In the Mitchell Slough and many other parts of the state, these investments in water management had unintended benefits for fish and wildlife, benefits that would not have existed if the irrigators, as holders of the property rights, didn’t have the incentives to invest. But private provision of benefits to fish and wildlife habitat does not occur only by happenstance. In the Mitchell, there was significant private investment for the explicit purpose of improving fish and wildlife habitat. These were investments, not philanthropic gifts. Those property owners who invested in habitat improvement did so with the expectation that they would get the exclusive benefit on their properties. The fact that the Bitterroot fishery, to which the public has access under historic public trust principles, would benefit is a plus, but it is not the reason the investments were made.
There is no mystery why some of the best fish- ing in Montana is on private spring-fed streams and lakes to which the public has no right of access. Because the owners of these streams and lakes can exclude others, they have an incentive to improve and manage the fishery. Many advocates of public access take offense that property owners keep the fish for themselves or charge others a fee for access. But it makes little sense to stand on the principle of public access if the alternative is overfishing and abuse of habitat.
Public access increases the risk that both water and wildlife habitat will suffer from the tragedy of the commons—where everyone has an unlimited right of use, but no one has the incentive or authority to limit overuse. Public access does not always lead to resource damage and destruction. With adequate control by the state, it is possible to impose habitat management regulations and bag limits to sustain fish and wildlife populations. But developing and enforcing such regulations for the waters of a state the size of Montana is a daunting challenge, particularly in a time of rapidly declining state resources.
The idea of public access has popular and populist appeal. But the reality is that the actual use of any resource—whether pursuant to public access, in the name of state ownership, or pursuant to a private property right—is use by individuals. Those individuals, in whatever capacity they are acting, will have varying incentives with respect to use, management, and conservation of the resource. Experience demonstrates time and again that public access regimes pose significant risks for the long-term management and preservation of the resource.

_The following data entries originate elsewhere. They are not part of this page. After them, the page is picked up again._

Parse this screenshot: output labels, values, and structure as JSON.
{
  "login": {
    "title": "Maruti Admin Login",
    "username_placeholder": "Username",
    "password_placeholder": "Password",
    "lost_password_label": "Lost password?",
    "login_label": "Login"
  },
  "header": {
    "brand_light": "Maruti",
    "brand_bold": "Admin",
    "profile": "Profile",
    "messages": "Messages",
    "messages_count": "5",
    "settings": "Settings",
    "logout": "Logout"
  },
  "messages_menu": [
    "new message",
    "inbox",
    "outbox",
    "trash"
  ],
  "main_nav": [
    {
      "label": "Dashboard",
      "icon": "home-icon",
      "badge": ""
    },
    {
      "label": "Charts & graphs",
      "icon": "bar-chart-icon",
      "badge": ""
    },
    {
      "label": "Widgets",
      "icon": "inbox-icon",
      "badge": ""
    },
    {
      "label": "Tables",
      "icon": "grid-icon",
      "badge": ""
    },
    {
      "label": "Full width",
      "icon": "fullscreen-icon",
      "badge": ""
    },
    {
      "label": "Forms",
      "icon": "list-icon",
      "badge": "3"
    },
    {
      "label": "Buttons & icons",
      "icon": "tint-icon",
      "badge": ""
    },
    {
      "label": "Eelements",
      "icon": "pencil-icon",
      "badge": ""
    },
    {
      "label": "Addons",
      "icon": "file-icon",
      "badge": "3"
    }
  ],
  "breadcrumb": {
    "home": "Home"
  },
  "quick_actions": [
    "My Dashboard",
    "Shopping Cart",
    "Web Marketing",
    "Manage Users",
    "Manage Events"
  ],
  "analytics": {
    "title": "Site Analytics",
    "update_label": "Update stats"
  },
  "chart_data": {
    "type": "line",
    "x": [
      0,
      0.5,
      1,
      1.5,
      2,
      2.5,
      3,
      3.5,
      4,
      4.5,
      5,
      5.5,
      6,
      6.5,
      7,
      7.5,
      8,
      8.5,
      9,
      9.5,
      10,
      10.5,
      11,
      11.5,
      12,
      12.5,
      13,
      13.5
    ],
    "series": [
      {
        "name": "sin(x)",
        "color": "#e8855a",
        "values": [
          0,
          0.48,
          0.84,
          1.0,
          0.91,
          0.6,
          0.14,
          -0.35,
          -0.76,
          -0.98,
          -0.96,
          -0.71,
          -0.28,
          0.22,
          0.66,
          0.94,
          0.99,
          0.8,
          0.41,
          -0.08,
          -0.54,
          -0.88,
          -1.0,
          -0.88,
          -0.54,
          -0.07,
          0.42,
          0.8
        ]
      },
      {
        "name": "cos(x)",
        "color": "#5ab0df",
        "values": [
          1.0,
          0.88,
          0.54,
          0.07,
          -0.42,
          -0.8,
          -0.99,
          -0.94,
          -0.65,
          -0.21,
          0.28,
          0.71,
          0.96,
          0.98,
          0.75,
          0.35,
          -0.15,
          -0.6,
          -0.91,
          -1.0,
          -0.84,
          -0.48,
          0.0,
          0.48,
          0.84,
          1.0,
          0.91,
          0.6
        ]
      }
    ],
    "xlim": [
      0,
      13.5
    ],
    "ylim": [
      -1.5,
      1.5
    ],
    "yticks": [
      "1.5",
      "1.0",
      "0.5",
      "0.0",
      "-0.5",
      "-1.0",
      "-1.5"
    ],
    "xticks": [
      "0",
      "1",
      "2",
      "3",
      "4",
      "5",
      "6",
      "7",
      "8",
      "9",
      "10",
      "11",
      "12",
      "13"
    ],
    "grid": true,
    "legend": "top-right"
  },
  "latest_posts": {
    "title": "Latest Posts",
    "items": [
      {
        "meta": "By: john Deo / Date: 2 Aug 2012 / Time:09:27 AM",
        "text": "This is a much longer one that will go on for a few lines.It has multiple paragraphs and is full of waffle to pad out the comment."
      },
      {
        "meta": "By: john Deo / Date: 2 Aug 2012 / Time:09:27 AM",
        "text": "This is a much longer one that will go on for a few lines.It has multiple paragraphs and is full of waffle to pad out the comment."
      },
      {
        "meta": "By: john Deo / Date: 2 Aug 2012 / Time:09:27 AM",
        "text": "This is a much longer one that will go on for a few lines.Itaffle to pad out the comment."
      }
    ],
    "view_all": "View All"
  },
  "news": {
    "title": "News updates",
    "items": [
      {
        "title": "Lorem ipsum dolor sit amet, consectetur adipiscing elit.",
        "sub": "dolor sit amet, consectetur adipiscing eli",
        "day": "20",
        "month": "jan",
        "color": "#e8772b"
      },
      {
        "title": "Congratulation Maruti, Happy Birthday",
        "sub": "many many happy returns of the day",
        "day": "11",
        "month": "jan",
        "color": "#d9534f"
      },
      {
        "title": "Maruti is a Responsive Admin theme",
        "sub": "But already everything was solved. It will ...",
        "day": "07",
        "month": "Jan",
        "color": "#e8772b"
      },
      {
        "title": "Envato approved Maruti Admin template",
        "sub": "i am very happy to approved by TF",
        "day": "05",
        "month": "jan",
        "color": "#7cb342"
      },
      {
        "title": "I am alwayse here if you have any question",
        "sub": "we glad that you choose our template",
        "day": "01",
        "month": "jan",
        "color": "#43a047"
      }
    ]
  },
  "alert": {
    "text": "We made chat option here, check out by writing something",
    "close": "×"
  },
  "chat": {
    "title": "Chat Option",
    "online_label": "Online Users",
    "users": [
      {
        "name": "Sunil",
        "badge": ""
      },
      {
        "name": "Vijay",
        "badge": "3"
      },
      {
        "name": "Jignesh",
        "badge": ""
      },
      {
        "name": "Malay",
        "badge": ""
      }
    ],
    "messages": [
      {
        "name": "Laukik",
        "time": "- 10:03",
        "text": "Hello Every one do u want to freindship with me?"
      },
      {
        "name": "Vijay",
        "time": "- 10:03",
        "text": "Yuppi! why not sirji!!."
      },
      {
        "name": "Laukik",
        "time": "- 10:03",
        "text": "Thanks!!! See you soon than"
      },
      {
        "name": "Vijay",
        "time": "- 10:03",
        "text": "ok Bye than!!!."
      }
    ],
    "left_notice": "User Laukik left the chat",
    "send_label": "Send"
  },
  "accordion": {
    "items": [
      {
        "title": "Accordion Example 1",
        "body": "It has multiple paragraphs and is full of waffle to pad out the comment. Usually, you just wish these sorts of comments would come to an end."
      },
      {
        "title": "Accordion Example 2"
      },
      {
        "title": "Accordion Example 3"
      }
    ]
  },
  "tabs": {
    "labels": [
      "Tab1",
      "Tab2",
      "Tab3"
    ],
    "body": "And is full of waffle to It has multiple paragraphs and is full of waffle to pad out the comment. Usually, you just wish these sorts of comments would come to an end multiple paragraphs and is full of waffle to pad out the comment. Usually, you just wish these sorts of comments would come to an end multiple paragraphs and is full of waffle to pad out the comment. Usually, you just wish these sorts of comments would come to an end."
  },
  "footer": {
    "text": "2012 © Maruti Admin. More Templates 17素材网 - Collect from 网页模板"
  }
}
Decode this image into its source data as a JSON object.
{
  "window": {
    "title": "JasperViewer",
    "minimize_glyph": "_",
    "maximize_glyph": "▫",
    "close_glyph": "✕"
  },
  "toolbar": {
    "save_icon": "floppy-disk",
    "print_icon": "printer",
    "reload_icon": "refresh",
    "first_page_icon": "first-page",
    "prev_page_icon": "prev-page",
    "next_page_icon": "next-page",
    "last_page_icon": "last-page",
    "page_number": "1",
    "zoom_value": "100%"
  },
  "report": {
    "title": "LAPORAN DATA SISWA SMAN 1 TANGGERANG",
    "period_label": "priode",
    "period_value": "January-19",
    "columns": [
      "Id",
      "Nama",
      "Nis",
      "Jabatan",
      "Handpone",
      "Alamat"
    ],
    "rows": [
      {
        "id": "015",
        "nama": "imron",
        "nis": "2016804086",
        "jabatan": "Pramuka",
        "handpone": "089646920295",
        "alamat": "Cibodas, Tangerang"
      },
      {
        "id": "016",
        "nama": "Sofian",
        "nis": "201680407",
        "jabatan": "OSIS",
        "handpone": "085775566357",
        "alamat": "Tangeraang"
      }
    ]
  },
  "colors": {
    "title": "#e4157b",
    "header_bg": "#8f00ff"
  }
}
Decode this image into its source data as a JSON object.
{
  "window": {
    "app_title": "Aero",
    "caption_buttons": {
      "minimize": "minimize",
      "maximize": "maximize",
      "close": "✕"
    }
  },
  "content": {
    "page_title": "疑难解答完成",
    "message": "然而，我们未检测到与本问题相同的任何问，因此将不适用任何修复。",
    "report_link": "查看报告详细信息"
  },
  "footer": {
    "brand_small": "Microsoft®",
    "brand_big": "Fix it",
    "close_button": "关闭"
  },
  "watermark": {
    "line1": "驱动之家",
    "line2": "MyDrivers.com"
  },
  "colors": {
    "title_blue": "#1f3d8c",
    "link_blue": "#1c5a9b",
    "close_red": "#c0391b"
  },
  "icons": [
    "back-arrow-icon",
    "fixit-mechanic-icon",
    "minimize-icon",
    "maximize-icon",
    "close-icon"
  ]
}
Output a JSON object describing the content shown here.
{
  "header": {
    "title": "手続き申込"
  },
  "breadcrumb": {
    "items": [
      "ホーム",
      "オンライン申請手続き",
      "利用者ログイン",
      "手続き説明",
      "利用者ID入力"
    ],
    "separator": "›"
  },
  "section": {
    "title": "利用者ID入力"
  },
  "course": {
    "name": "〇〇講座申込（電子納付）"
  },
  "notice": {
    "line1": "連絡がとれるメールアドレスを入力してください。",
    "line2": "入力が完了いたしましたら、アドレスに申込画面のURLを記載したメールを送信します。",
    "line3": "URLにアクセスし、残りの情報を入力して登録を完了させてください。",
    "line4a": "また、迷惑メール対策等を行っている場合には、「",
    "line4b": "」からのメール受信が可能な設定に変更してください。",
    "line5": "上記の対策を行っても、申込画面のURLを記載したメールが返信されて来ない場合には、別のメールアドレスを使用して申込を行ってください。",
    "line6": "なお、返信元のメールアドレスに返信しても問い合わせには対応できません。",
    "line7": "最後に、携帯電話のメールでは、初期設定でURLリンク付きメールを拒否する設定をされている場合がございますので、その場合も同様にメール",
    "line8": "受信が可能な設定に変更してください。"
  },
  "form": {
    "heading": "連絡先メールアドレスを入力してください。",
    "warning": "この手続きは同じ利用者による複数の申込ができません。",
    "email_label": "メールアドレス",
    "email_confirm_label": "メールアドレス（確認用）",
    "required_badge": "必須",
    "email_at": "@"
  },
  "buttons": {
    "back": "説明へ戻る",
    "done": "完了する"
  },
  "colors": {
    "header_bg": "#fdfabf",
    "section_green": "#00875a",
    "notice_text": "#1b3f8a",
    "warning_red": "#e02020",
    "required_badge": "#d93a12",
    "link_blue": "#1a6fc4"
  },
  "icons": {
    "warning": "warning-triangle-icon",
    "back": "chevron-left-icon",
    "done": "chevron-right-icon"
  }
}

Even with public access, the Mitchell may remain a quality fishery as well as an important supply of irrigation water for many years to come. But incentives for other Montana property owners to invest in environmental protection and restoration in the future will be diminished by an insistence on public access to virtually all waters in the state.